Cyberpsychol Behav. 2007 Jun;10(3):362-70. doi: 10.1089/cpb.2006.9943.

Abstract

There is a clear need for more detailed analysis of the role of cognitive self-statements in virtual reality exposure therapy (VRET). To date, no research on this topic has been done. The primary aim of this study was to investigate whether coping self-statements would enhance the effectiveness of VRET. In a randomized crossover design, 26 patients with acrophobia (DSM-IV diagnosis of specific phobia) were randomly assigned to two sessions of VRET followed by two sessions of VRET plus coping self-statements, or the other way around: first two sessions of VRET plus coping self-statements followed by two sessions of VRET. Results showed that VRET, regardless of addition of coping self-statements, decreased anxiety of heights, decreased avoidance of height situations, and improved attitudes towards heights. However, at 6-month follow-up, most gains during treatment were not fully retained.
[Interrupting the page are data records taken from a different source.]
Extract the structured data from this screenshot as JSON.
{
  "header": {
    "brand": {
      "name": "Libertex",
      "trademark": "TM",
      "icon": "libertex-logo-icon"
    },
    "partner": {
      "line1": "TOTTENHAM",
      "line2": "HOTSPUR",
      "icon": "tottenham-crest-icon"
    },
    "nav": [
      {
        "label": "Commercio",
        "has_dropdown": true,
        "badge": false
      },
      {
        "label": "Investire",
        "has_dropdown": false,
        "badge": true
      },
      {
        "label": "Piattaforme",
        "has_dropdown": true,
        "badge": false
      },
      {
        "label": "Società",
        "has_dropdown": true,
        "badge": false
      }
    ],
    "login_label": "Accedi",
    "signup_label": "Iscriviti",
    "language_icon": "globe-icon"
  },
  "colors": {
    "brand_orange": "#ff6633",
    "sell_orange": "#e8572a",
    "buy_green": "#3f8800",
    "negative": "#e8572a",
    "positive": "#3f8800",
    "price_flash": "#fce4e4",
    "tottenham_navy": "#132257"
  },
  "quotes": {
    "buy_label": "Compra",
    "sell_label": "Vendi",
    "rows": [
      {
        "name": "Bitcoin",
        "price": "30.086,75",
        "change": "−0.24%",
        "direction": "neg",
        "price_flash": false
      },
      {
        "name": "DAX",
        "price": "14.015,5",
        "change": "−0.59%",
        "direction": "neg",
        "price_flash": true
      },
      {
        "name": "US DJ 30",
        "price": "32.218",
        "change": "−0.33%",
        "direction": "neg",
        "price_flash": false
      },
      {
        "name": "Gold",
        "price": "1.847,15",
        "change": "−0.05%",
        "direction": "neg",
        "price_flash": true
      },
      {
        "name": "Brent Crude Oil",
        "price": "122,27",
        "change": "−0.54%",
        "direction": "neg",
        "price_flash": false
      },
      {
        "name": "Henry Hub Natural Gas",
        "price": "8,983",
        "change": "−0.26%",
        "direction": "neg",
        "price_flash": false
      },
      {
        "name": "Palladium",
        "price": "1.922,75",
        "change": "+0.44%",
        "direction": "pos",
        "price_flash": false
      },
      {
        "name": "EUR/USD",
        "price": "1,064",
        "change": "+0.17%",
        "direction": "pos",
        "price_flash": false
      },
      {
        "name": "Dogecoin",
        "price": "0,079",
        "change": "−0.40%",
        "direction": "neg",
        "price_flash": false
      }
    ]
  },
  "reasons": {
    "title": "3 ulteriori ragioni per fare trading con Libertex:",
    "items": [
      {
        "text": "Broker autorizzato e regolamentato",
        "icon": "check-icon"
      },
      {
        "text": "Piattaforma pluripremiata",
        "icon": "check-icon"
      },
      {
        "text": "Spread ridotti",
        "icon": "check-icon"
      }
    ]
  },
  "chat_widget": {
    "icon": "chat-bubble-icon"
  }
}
Publication types

  • Randomized Controlled Trial

MeSH terms

  • Adaptation, Psychological
  • Cognitive Behavioral Therapy / instrumentation*
  • Cross-Over Studies
  • Humans
  • Phobic Disorders / diagnosis
  • Phobic Disorders / psychology
  • Phobic Disorders / therapy*
  • Reality Therapy*
  • Self Disclosure*
  • Surveys and Questionnaires
  • User-Computer Interface*
  • Verbal Behavior*